14th (Light) Division


The Hill 60 memorial park at Zillebeke is easily reached from Ieper or the French border.

From Ieper come out of the Rijselpoort and continue straight across at the roundabout onto the N365 following the signs for Rijsel (Flemish for Lille).

Within a short distance you will come to a railway crossing with a Belgian Military Barracks and the road to Mont Kemmel on your right. This crossroads was known as Shrapnel Corner during the war and was under constant bombardment.

Immediately before the railway line is a road off to the left, alongside the railway, and signposted to a number of CWGC Cemeteries.

Take this road and continue towards Zillebeke passing Railway Dugouts Cemetery on your right. You cross over the railway and continue on for two kilometres until you see a sign for Hill 60 directing you off to the left and back over the railway.

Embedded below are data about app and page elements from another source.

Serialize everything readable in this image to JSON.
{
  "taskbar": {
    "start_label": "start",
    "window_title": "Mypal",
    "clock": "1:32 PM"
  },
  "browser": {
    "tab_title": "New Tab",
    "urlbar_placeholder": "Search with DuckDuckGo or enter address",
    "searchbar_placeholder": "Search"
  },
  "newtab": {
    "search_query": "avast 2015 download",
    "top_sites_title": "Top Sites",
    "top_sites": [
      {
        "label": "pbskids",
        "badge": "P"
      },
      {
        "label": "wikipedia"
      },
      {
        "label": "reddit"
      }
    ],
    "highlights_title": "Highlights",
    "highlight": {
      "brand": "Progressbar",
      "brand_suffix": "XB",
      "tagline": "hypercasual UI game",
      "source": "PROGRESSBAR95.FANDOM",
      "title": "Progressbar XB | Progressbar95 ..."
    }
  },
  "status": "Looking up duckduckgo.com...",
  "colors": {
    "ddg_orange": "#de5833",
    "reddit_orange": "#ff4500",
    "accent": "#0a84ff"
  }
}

From France via either Bailleul/Kemmel or Armentières/Ploegsteert follow the directions for Ieper. Near Voormezele you will reach the Barracks and see the Railway crossing. Coming from Ploegsteert you have to cross the railway and turn immediately right.

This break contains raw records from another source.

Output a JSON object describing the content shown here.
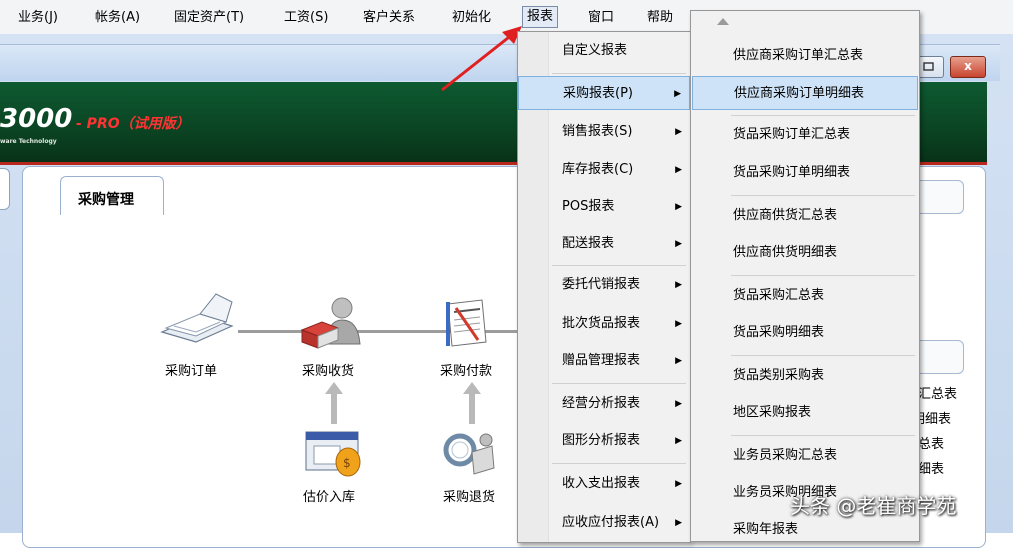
{
  "menubar": {
    "items": [
      {
        "label": "业务(J)"
      },
      {
        "label": "帐务(A)"
      },
      {
        "label": "固定资产(T)"
      },
      {
        "label": "工资(S)"
      },
      {
        "label": "客户关系"
      },
      {
        "label": "初始化"
      },
      {
        "label": "报表"
      },
      {
        "label": "窗口"
      },
      {
        "label": "帮助"
      }
    ]
  },
  "window": {
    "close_label": "x",
    "logo_number": "3000",
    "logo_pro": "- PRO（试用版）",
    "logo_sub": "ware Technology"
  },
  "content": {
    "tab_label": "采购管理",
    "right_fragments": [
      "汇总表",
      "明细表",
      "总表",
      "细表"
    ]
  },
  "workflow": {
    "nodes": [
      {
        "label": "采购订单",
        "icon": "notebook-icon"
      },
      {
        "label": "采购收货",
        "icon": "person-package-icon"
      },
      {
        "label": "采购付款",
        "icon": "txt-document-icon"
      },
      {
        "label": "估价入库",
        "icon": "money-bag-icon"
      },
      {
        "label": "采购退货",
        "icon": "return-goods-icon"
      }
    ]
  },
  "report_menu": {
    "items": [
      {
        "label": "自定义报表",
        "has_submenu": false
      },
      {
        "label": "采购报表(P)",
        "has_submenu": true,
        "highlighted": true
      },
      {
        "label": "销售报表(S)",
        "has_submenu": true
      },
      {
        "label": "库存报表(C)",
        "has_submenu": true
      },
      {
        "label": "POS报表",
        "has_submenu": true
      },
      {
        "label": "配送报表",
        "has_submenu": true
      },
      {
        "label": "委托代销报表",
        "has_submenu": true
      },
      {
        "label": "批次货品报表",
        "has_submenu": true
      },
      {
        "label": "赠品管理报表",
        "has_submenu": true
      },
      {
        "label": "经营分析报表",
        "has_submenu": true
      },
      {
        "label": "图形分析报表",
        "has_submenu": true
      },
      {
        "label": "收入支出报表",
        "has_submenu": true
      },
      {
        "label": "应收应付报表(A)",
        "has_submenu": true
      }
    ]
  },
  "purchase_submenu": {
    "items": [
      {
        "label": "供应商采购订单汇总表"
      },
      {
        "label": "供应商采购订单明细表",
        "highlighted": true
      },
      {
        "label": "货品采购订单汇总表"
      },
      {
        "label": "货品采购订单明细表"
      },
      {
        "label": "供应商供货汇总表"
      },
      {
        "label": "供应商供货明细表"
      },
      {
        "label": "货品采购汇总表"
      },
      {
        "label": "货品采购明细表"
      },
      {
        "label": "货品类别采购表"
      },
      {
        "label": "地区采购报表"
      },
      {
        "label": "业务员采购汇总表"
      },
      {
        "label": "业务员采购明细表"
      },
      {
        "label": "采购年报表"
      }
    ]
  },
  "watermark": "头条 @老崔商学苑",
  "colors": {
    "banner": "#0b4423",
    "banner_border": "#b8271c",
    "menu_highlight": "#cfe3f8",
    "pro_text": "#ff3333"
  }
}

Hill 60, the 14th (Light) Division Monument

14th (Light) Division Memorial at the car park

Just over the bridge there is parking space immediately in front of the Light Division Memorial.

Immediately to the left of the parking area is a small enclosure containing the memorial to the 1st Australian Tunnellers. The entrance to the Hill 60 Memorial Park is further along to the left.

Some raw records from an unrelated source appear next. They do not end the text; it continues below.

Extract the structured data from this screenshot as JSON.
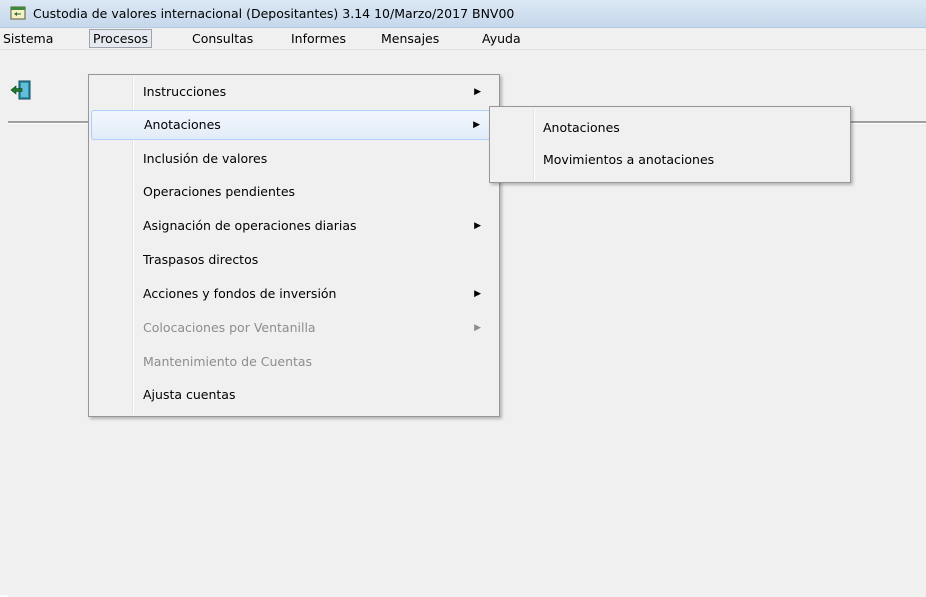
{
  "window": {
    "title": "Custodia de valores internacional (Depositantes) 3.14 10/Marzo/2017 BNV00"
  },
  "menubar": {
    "items": [
      {
        "label": "Sistema"
      },
      {
        "label": "Procesos"
      },
      {
        "label": "Consultas"
      },
      {
        "label": "Informes"
      },
      {
        "label": "Mensajes"
      },
      {
        "label": "Ayuda"
      }
    ],
    "active": "Procesos"
  },
  "toolbar": {
    "exit_icon": "exit-door-icon"
  },
  "procesos_menu": {
    "items": [
      {
        "label": "Instrucciones",
        "submenu": true,
        "enabled": true
      },
      {
        "label": "Anotaciones",
        "submenu": true,
        "enabled": true,
        "highlighted": true
      },
      {
        "label": "Inclusión de valores",
        "submenu": false,
        "enabled": true
      },
      {
        "label": "Operaciones pendientes",
        "submenu": false,
        "enabled": true
      },
      {
        "label": "Asignación de operaciones diarias",
        "submenu": true,
        "enabled": true
      },
      {
        "label": "Traspasos directos",
        "submenu": false,
        "enabled": true
      },
      {
        "label": "Acciones y fondos de inversión",
        "submenu": true,
        "enabled": true
      },
      {
        "label": "Colocaciones por Ventanilla",
        "submenu": true,
        "enabled": false
      },
      {
        "label": "Mantenimiento de Cuentas",
        "submenu": false,
        "enabled": false
      },
      {
        "label": "Ajusta cuentas",
        "submenu": false,
        "enabled": true
      }
    ]
  },
  "anotaciones_submenu": {
    "items": [
      {
        "label": "Anotaciones"
      },
      {
        "label": "Movimientos a anotaciones"
      }
    ]
  },
  "colors": {
    "menu_bg": "#f0f0f0",
    "highlight_border": "#aecff7",
    "disabled_text": "#8d8d8d"
  }
}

Decimal50.8239972.928141 Map


In 1915 the Division was located around Hooge just to the east of Ieper. The area by Spring 1915 had already seen the development of underground mining warfare and a number of large craters had been created.

On 30th July 1915 Hooge became the backdrop for the deployment of a new weapon by the Germans. The French had already been acquainted with the German Flammenwerfen which consisted of a cylinder of fuel strapped to a soldier. A walking petrol pump if you would. A soldier ignited the fuel which could then be fired in jets up to 25 metres.

Not the safest of weapons to be carrying I am sure, but one which wreaked havoc amongst the enemy.

The Germans had been pummelling the British front line at Hooge for some time and the trenches were reduced to tatters. Then at 0315 hours the 8th Rifle Brigade (Which is a battalion by the way — don’t be deceived by its title of Brigade) who were holding the northern edge of the step and the crater were subjected to an onslaught by the Germans deploying Flame-throwers.

The Germans were now sweeping the Riflemen out of their trenches and pushing eastwards in the act of taking men from the 7 KRRC (King’s Royal Rifle Corps — again a battalion) from both rear and the front as a second attack was launched westwards by the Germans. The British were in danger of being trapped like the filling of a sandwich.

Counter attacks by the British amounted to very little and 7 KRRC were forced to retire into the northern edge of Sanctuary Wood. The line was held but for the moment Hooge Château and Crater were in the hands of the Germans.

The Memorial

The memorial was moved from its former location at Railway Wood a few kilometres to the north — in the area where you will find the CWGC Royal Engineers Grave — because of subsidence.

Its panel lists those battalions who made up its strength including units from :

KRRC, Rifle Brigade, Oxfordshire & Buckinghamshire Light Infantry, King’s Shropshire Light Infantry, Somerset Light Infantry, King’s Own Yorkshire Light Infantry.

The battle honours of the Division are listed,including Ypres, the Somme and Arras.

The KRRC memorial cross can be seen just next to the Hooge Museum at the entrance to the Bellewaerde Amusement Park.

The other memorials at Hill 60